Writing a novel takes all of your time. You start to live through your character rather than your own self. It’s hard to explain. Writing a novel is like spending two years, alone, with many fictional characters, on a submarine. Submerged at the bottom of a dark ocean. And although I must confess my characters are fun, there is still the submarine aspect. In those two years, I “forgot” to eat a lot. I forgot to call back friends. I angered three friends, to the extent that I suspect they may have dropped me. I don’t even know because I have been in a submarine. But my characters—they have loads of friends. They have great sex, eat good food, go on adventures, travel to France, win triathlons, win, at the end, Mr. Right.
Is this why I am a writer? To create a perfect life? One that, in reality, I don’t have?
In reality, I have no children, no husband, no savings and now, no home. I kind of “forgot” to find a new place to live in when the house I was renting sold. I “didn’t have time” to find a place to live I (drum roll please) “had to finish my novel.”
When you are writing a novel you have to set your whole life aside. In order to “finish” it. I’ll find a mate when i “finish” the book. I do those dishes when I “finish” the book. I’ll—Lord have mercy—open that gargantuan pile of mail (but trust that I have already weeded out all the freelance checks). I’ll get the car fixed, take the dog to the vet, return the email to the editor who wrote me two months ago asking if I’d like to write another memoir.
Can a novelist even write a memoir? A memoir about how writing a novel means you have no life to write about? And on and on it goes. I guess I could write about being homeless, while my main character lives in a villa in the South of France.
Anyway, I have vowed to stop whining. I have vowed to stop asking “Who even reads my work?” and to move on. To music. To some dates. To wine and laughter and song.
The best direction I plan to move in is to become a rock star. My brother gave me his guitar. I am going to learn how to play it. By the time I am eighty I want to be the female Jimmy Page. With those fingers, that focus, that angelic, poised face. I even want that dragon jacket, which will look rather comic on an eighty year old woman, but who cares when you can make music like that.
Talent is a curse, my writing instructor once told me. Because you have no choice but to use it. It’s a contract you make with Source, I guess. Before I was born, I probably signed a legal binding contract stating that I would turn in my second novel at 4:27 on June 18, 2007.
So there. I am finished. I have returned to planet earth, never again to descend to the bottom of the ocean in a small iron submarine. And so I say, to God, Goddess, Krishna, Buddha, Tankashala, Allah, St. Francis, Archangel Michael, Viggo, Sai Baba, the moon the sun the stars: all off you guys. I did what I was deigned to do. I release my novel, and my first book, Rex and the City, to you and to the universe and to all sentient beings.
Now give me my hundred thousand bucks. And a diploma or whatever it is St. Peter doles out. I now wish to channel the divine consciousness of Jimmy Page. Thank you very much.
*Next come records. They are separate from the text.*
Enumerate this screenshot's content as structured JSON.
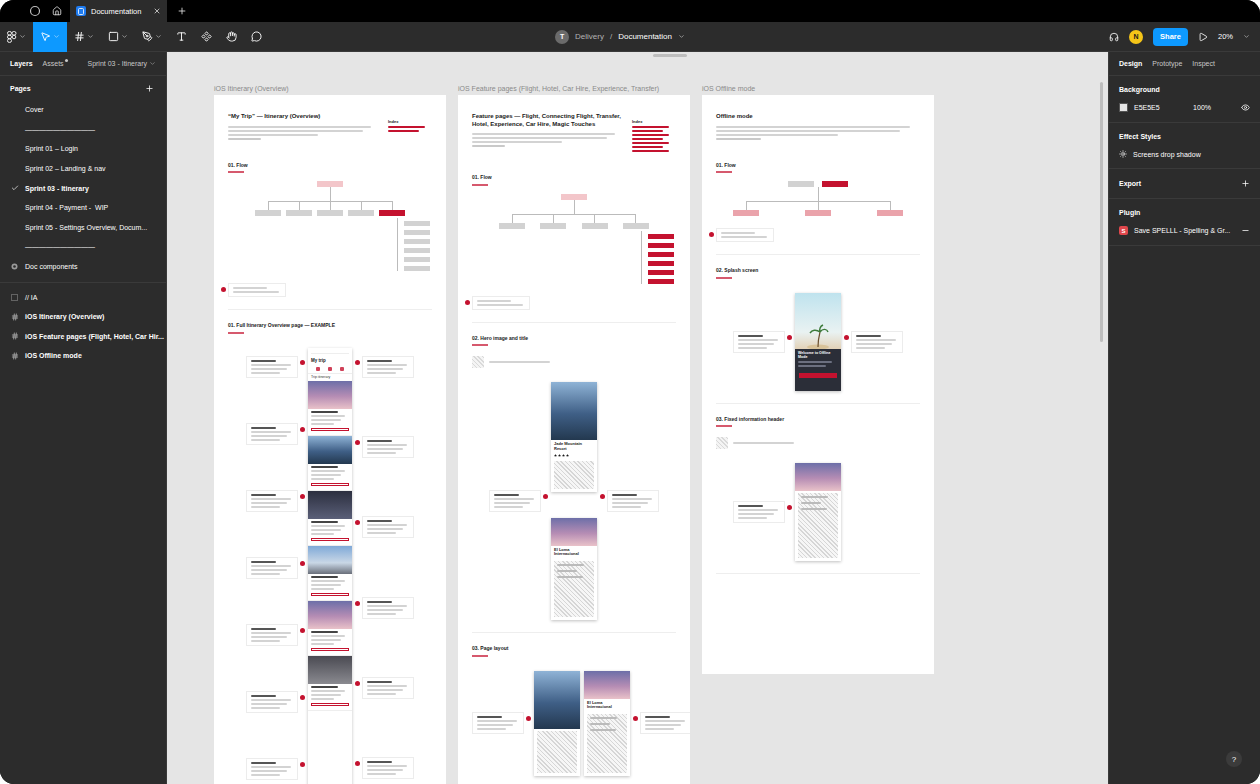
{
  "browser_tabs": [
    {
      "label": "Documentation",
      "selected": true
    }
  ],
  "toolbar": {
    "tools": [
      {
        "selected": true
      },
      {
        "selected": false
      },
      {
        "selected": false
      },
      {
        "selected": false
      },
      {
        "selected": false
      },
      {
        "selected": false
      },
      {
        "selected": false
      },
      {
        "selected": false
      }
    ],
    "team_avatar": "T",
    "project": "Delivery",
    "separator": "/",
    "file": "Documentation",
    "user_avatar": "N",
    "share": "Share",
    "zoom": "20%"
  },
  "left_panel": {
    "tabs": [
      {
        "label": "Layers",
        "selected": true,
        "unsaved": false
      },
      {
        "label": "Assets",
        "selected": false,
        "unsaved": true
      }
    ],
    "page_selector": "Sprint 03 - Itinerary",
    "pages_title": "Pages",
    "pages": [
      {
        "label": "Cover",
        "selected": false,
        "kind": "page"
      },
      {
        "label": "——————————",
        "selected": false,
        "kind": "page"
      },
      {
        "label": "Sprint 01 – Login",
        "selected": false,
        "kind": "page"
      },
      {
        "label": "Sprint 02 – Landing & nav",
        "selected": false,
        "kind": "page"
      },
      {
        "label": "Sprint 03 - Itinerary",
        "selected": true,
        "kind": "page"
      },
      {
        "label": "Sprint 04 - Payment -  WIP",
        "selected": false,
        "kind": "page"
      },
      {
        "label": "Sprint 05 - Settings Overview, Docum...",
        "selected": false,
        "kind": "page"
      },
      {
        "label": "——————————",
        "selected": false,
        "kind": "page"
      },
      {
        "label": "Doc components",
        "selected": false,
        "kind": "components"
      }
    ],
    "layers": [
      {
        "label": "// IA",
        "kind": "section"
      },
      {
        "label": "iOS Itinerary (Overview)",
        "kind": "frame"
      },
      {
        "label": "iOS Feature pages (Flight, Hotel, Car Hir...",
        "kind": "frame"
      },
      {
        "label": "iOS Offline mode",
        "kind": "frame"
      }
    ]
  },
  "right_panel": {
    "tabs": [
      {
        "label": "Design",
        "selected": true
      },
      {
        "label": "Prototype",
        "selected": false
      },
      {
        "label": "Inspect",
        "selected": false
      }
    ],
    "background": {
      "title": "Background",
      "hex": "E5E5E5",
      "opacity": "100%",
      "color": "#e5e5e5",
      "visible": true
    },
    "effect_styles": {
      "title": "Effect Styles",
      "items": [
        "Screens drop shadow"
      ]
    },
    "export": {
      "title": "Export"
    },
    "plugins": {
      "title": "Plugin",
      "items": [
        {
          "badge": "S",
          "label": "Save SPELLL - Spelling & Gr..."
        }
      ]
    },
    "help": "?"
  },
  "canvas": {
    "frames": [
      {
        "label": "iOS Itinerary (Overview)",
        "title": "“My Trip” — Itinerary (Overview)",
        "index_title": "Index",
        "sections": [
          {
            "kind": "flow",
            "heading": "01. Flow",
            "flow": {
              "roots": [
                {
                  "color": "#f3c6ca"
                }
              ],
              "children": [
                {
                  "color": "#d2d2d2",
                  "children": []
                },
                {
                  "color": "#d2d2d2",
                  "children": []
                },
                {
                  "color": "#d2d2d2",
                  "children": []
                },
                {
                  "color": "#d2d2d2",
                  "children": []
                },
                {
                  "color": "#c4122f",
                  "children": [
                    {
                      "color": "#d2d2d2"
                    },
                    {
                      "color": "#d2d2d2"
                    },
                    {
                      "color": "#d2d2d2"
                    },
                    {
                      "color": "#d2d2d2"
                    },
                    {
                      "color": "#d2d2d2"
                    },
                    {
                      "color": "#d2d2d2"
                    }
                  ]
                }
              ]
            }
          },
          {
            "kind": "screens",
            "heading": "01. Full Itinerary Overview page — EXAMPLE",
            "legend": false,
            "phones": [
              {
                "kind": "itinerary",
                "title": "My trip",
                "subtitle": "Trip itinerary",
                "cards": [
                  {
                    "kind": "flight"
                  },
                  {
                    "kind": "hotel"
                  },
                  {
                    "kind": "transfer"
                  },
                  {
                    "kind": "experience"
                  },
                  {
                    "kind": "flight"
                  },
                  {
                    "kind": "car"
                  }
                ]
              }
            ]
          }
        ]
      },
      {
        "label": "iOS Feature pages (Flight, Hotel, Car Hire, Experience, Transfer)",
        "title": "Feature pages — Flight, Connecting Flight, Transfer, Hotel, Experience, Car Hire, Magic Touches",
        "index_title": "Index",
        "sections": [
          {
            "kind": "flow",
            "heading": "01. Flow",
            "flow": {
              "roots": [
                {
                  "color": "#f3c6ca"
                }
              ],
              "children": [
                {
                  "color": "#d2d2d2",
                  "children": []
                },
                {
                  "color": "#d2d2d2",
                  "children": []
                },
                {
                  "color": "#d2d2d2",
                  "children": []
                },
                {
                  "color": "#d2d2d2",
                  "children": [
                    {
                      "color": "#c4122f"
                    },
                    {
                      "color": "#c4122f"
                    },
                    {
                      "color": "#c4122f"
                    },
                    {
                      "color": "#c4122f"
                    },
                    {
                      "color": "#c4122f"
                    },
                    {
                      "color": "#c4122f"
                    }
                  ]
                }
              ]
            }
          },
          {
            "kind": "screens",
            "heading": "02. Hero image and title",
            "legend": true,
            "phones": [
              {
                "kind": "hotel",
                "title": "Jade Mountain Resort",
                "stars": 4
              },
              {
                "kind": "flight",
                "title": "El Loma Internacional"
              }
            ]
          },
          {
            "kind": "gallery",
            "heading": "03. Page layout",
            "legend": false,
            "phones": [
              {
                "kind": "hotel",
                "title": "",
                "stars": 0
              },
              {
                "kind": "flight",
                "title": "El Loma Internacional"
              }
            ]
          }
        ]
      },
      {
        "label": "iOS Offline mode",
        "title": "Offline mode",
        "index_title": "",
        "sections": [
          {
            "kind": "flow",
            "heading": "01. Flow",
            "flow": {
              "roots": [
                {
                  "color": "#d2d2d2"
                },
                {
                  "color": "#c4122f"
                }
              ],
              "children": [
                {
                  "color": "#eaa3ab",
                  "children": []
                },
                {
                  "color": "#eaa3ab",
                  "children": []
                },
                {
                  "color": "#eaa3ab",
                  "children": []
                }
              ]
            }
          },
          {
            "kind": "screens",
            "heading": "02. Splash screen",
            "legend": false,
            "phones": [
              {
                "kind": "splash",
                "title": "Welcome to Offline Mode"
              }
            ]
          },
          {
            "kind": "screens",
            "heading": "03. Fixed information header",
            "legend": true,
            "phones": [
              {
                "kind": "flight",
                "title": ""
              }
            ]
          }
        ]
      }
    ]
  }
}
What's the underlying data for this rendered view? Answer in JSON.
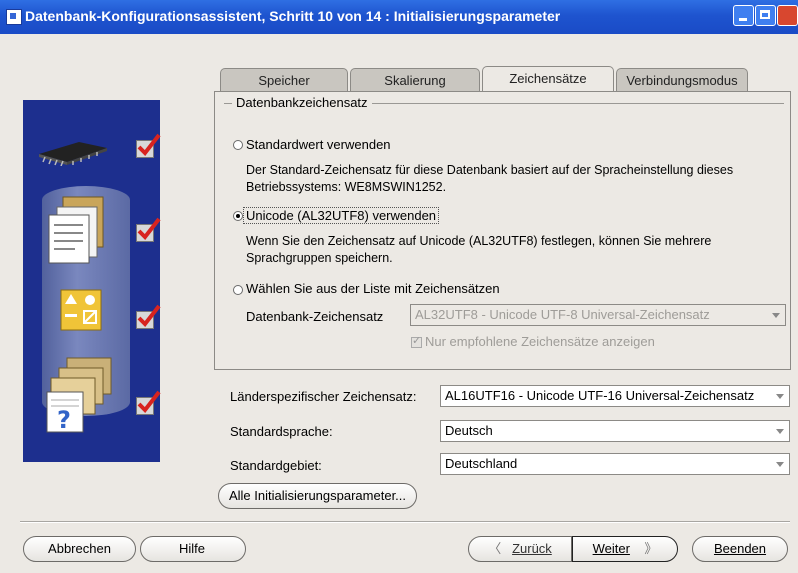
{
  "window": {
    "title": "Datenbank-Konfigurationsassistent, Schritt 10 von 14 : Initialisierungsparameter"
  },
  "sidebar": {
    "icons": [
      "chip-icon",
      "documents-icon",
      "shapes-icon",
      "folders-help-icon"
    ],
    "all_checked": true
  },
  "tabs": [
    {
      "label": "Speicher",
      "active": false
    },
    {
      "label": "Skalierung",
      "active": false
    },
    {
      "label": "Zeichensätze",
      "active": true
    },
    {
      "label": "Verbindungsmodus",
      "active": false
    }
  ],
  "charset_group": {
    "title": "Datenbankzeichensatz",
    "option_default": {
      "label": "Standardwert verwenden",
      "desc": "Der Standard-Zeichensatz für diese Datenbank basiert auf der Spracheinstellung dieses Betriebssystems: WE8MSWIN1252.",
      "selected": false
    },
    "option_unicode": {
      "label": "Unicode (AL32UTF8) verwenden",
      "desc": "Wenn Sie den Zeichensatz auf Unicode (AL32UTF8) festlegen, können Sie mehrere Sprachgruppen speichern.",
      "selected": true
    },
    "option_list": {
      "label": "Wählen Sie aus der Liste mit Zeichensätzen",
      "selected": false
    },
    "db_charset_label": "Datenbank-Zeichensatz",
    "db_charset_value": "AL32UTF8 - Unicode UTF-8 Universal-Zeichensatz",
    "recommended_only_label": "Nur empfohlene Zeichensätze anzeigen",
    "recommended_only_checked": true
  },
  "national_charset": {
    "label": "Länderspezifischer Zeichensatz:",
    "value": "AL16UTF16 - Unicode UTF-16 Universal-Zeichensatz"
  },
  "default_language": {
    "label": "Standardsprache:",
    "value": "Deutsch"
  },
  "default_territory": {
    "label": "Standardgebiet:",
    "value": "Deutschland"
  },
  "buttons": {
    "all_params": "Alle Initialisierungsparameter...",
    "cancel": "Abbrechen",
    "help": "Hilfe",
    "back": "Zurück",
    "next": "Weiter",
    "finish": "Beenden"
  },
  "colors": {
    "titlebar": "#1e54cf",
    "sidebar": "#1d2f8e",
    "background": "#ece9e4"
  }
}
I wonder: do gods read blogs? Do the gods have time for blogs? Or are they too busy trying to reign in George W. Bush, and put a stop to the devastation he is inflicting on this planet?
Is anyone on this planet reading this blog? That’s a topic for another day.....
So. Dear someone, I thank you for listening. For considering my words. It is for you I wrote this novel, I guess—you of the great, grand void. May you read it well.